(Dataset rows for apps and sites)
· · · · ·

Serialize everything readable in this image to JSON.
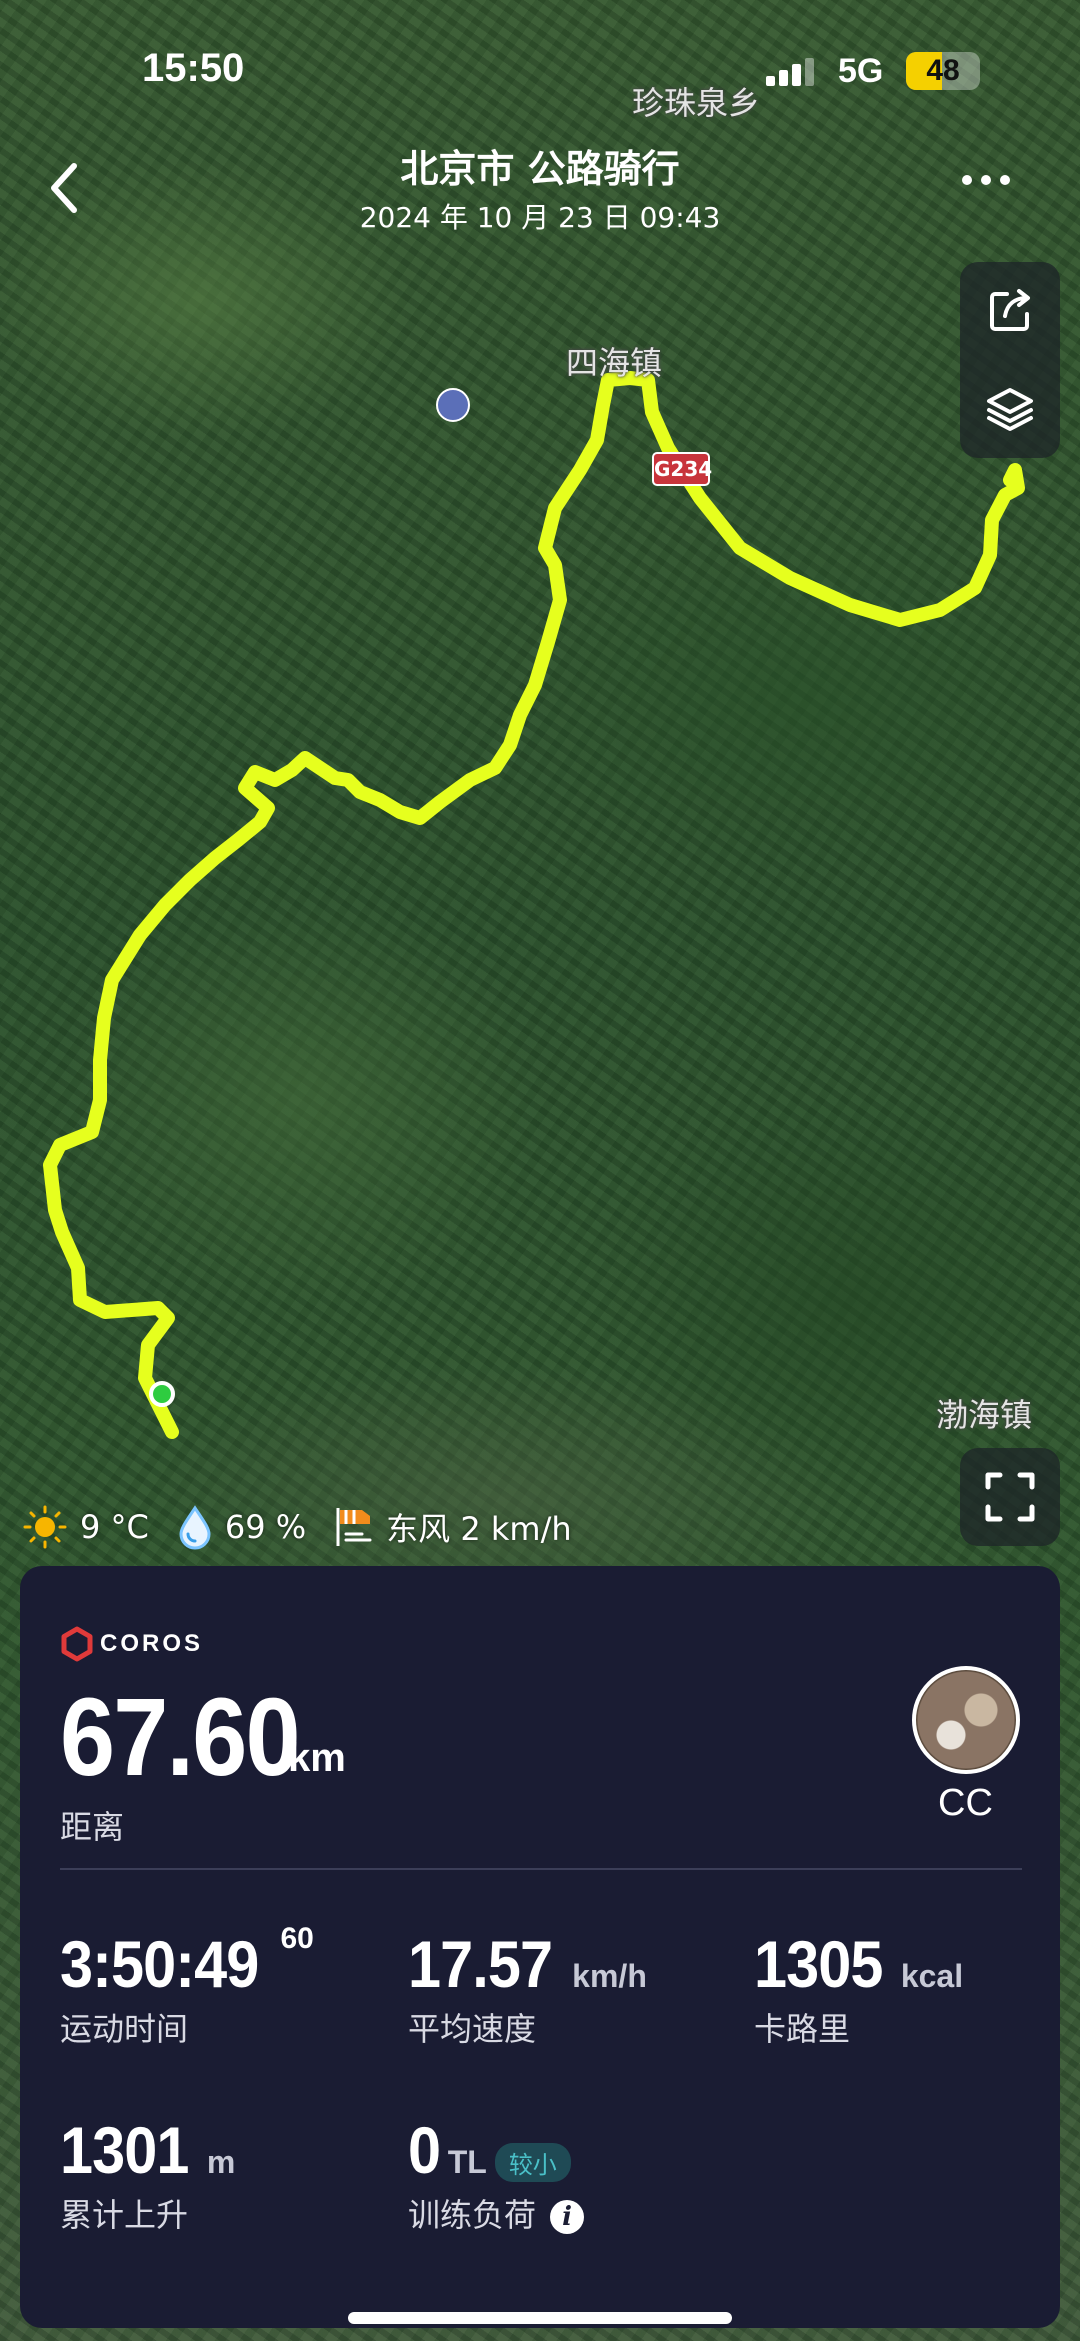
{
  "status_bar": {
    "time": "15:50",
    "network": "5G",
    "battery": "48",
    "battery_level": 0.48
  },
  "header": {
    "title": "北京市 公路骑行",
    "subtitle": "2024 年 10 月 23 日  09:43",
    "back_icon": "chevron-left-icon",
    "more_icon": "more-dots-icon"
  },
  "map": {
    "places": [
      "珍珠泉乡",
      "四海镇",
      "渤海镇"
    ],
    "road_badge": "G234",
    "route_color": "#e6ff1e",
    "start_color": "#2ecc40",
    "tools": [
      "share-icon",
      "layers-icon"
    ],
    "expand_icon": "fullscreen-icon"
  },
  "weather": {
    "temperature": "9 °C",
    "humidity": "69 %",
    "wind": "东风 2 km/h"
  },
  "card": {
    "brand": "COROS",
    "distance": {
      "value": "67.60",
      "unit": "km",
      "label": "距离"
    },
    "user": {
      "name": "CC"
    },
    "stats": [
      {
        "value": "3:50:49",
        "sup": "60",
        "unit": "",
        "label": "运动时间"
      },
      {
        "value": "17.57",
        "unit": "km/h",
        "label": "平均速度"
      },
      {
        "value": "1305",
        "unit": "kcal",
        "label": "卡路里"
      },
      {
        "value": "1301",
        "unit": "m",
        "label": "累计上升"
      },
      {
        "value": "0",
        "unit": "TL",
        "tag": "较小",
        "label": "训练负荷"
      }
    ]
  }
}
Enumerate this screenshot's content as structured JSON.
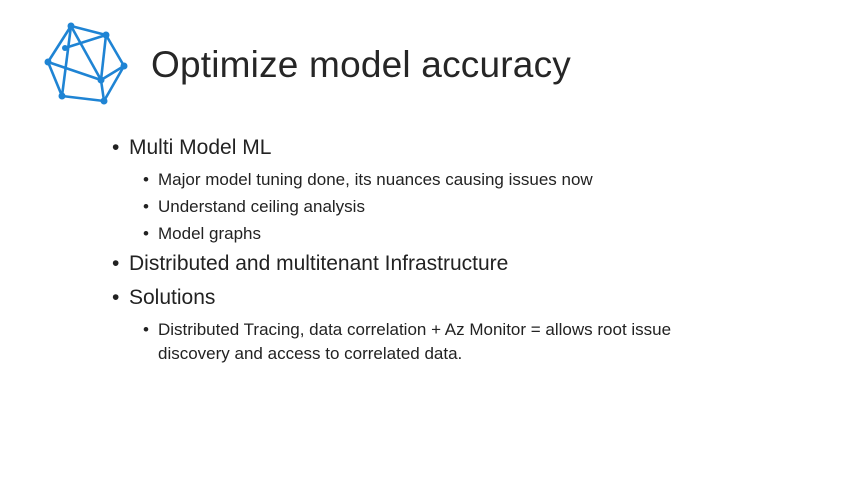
{
  "slide": {
    "title": "Optimize model accuracy",
    "logo_icon": "polygon-network-icon",
    "accent_color": "#1f84d4",
    "bullets": [
      {
        "text": "Multi Model ML",
        "sub": [
          "Major model tuning done, its nuances causing issues now",
          "Understand ceiling analysis",
          "Model graphs"
        ]
      },
      {
        "text": "Distributed and multitenant Infrastructure"
      },
      {
        "text": "Solutions",
        "sub": [
          "Distributed Tracing, data correlation + Az Monitor = allows root issue discovery and access to correlated data."
        ]
      }
    ]
  }
}
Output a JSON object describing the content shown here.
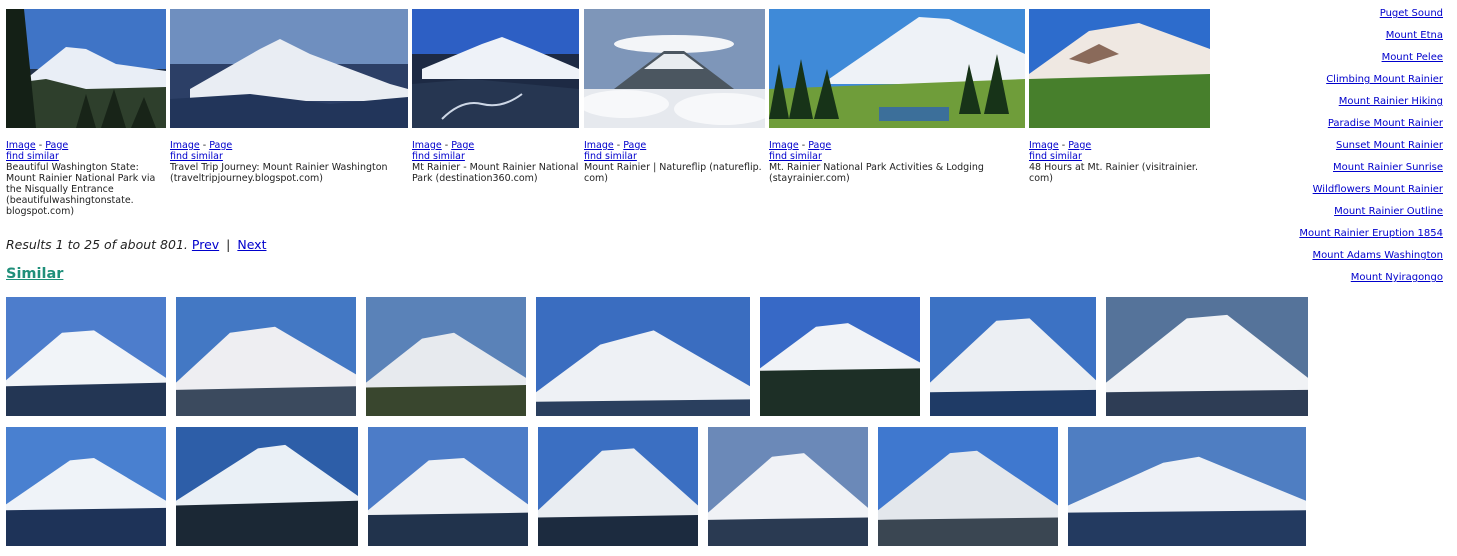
{
  "results": [
    {
      "link_image": "Image",
      "link_page": "Page",
      "link_similar": "find similar",
      "caption": "Beautiful Washington State: Mount Rainier National Park via the Nisqually Entrance (beautifulwashingtonstate. blogspot.com)"
    },
    {
      "link_image": "Image",
      "link_page": "Page",
      "link_similar": "find similar",
      "caption": "Travel Trip Journey: Mount Rainier Washington (traveltripjourney.blogspot.com)"
    },
    {
      "link_image": "Image",
      "link_page": "Page",
      "link_similar": "find similar",
      "caption": "Mt Rainier - Mount Rainier National Park (destination360.com)"
    },
    {
      "link_image": "Image",
      "link_page": "Page",
      "link_similar": "find similar",
      "caption": "Mount Rainier | Natureflip (natureflip. com)"
    },
    {
      "link_image": "Image",
      "link_page": "Page",
      "link_similar": "find similar",
      "caption": "Mt. Rainier National Park Activities & Lodging (stayrainier.com)"
    },
    {
      "link_image": "Image",
      "link_page": "Page",
      "link_similar": "find similar",
      "caption": "48 Hours at Mt. Rainier (visitrainier. com)"
    }
  ],
  "pagination": {
    "summary": "Results 1 to 25 of about 801.",
    "prev": "Prev",
    "separator": "|",
    "next": "Next"
  },
  "similar": {
    "heading": "Similar"
  },
  "related": [
    "Puget Sound",
    "Mount Etna",
    "Mount Pelee",
    "Climbing Mount Rainier",
    "Mount Rainier Hiking",
    "Paradise Mount Rainier",
    "Sunset Mount Rainier",
    "Mount Rainier Sunrise",
    "Wildflowers Mount Rainier",
    "Mount Rainier Outline",
    "Mount Rainier Eruption 1854",
    "Mount Adams Washington",
    "Mount Nyiragongo"
  ],
  "colors": {
    "link": "#0000cc",
    "similar_heading": "#1f8f7a"
  }
}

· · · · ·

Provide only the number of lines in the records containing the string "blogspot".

Written solution:
2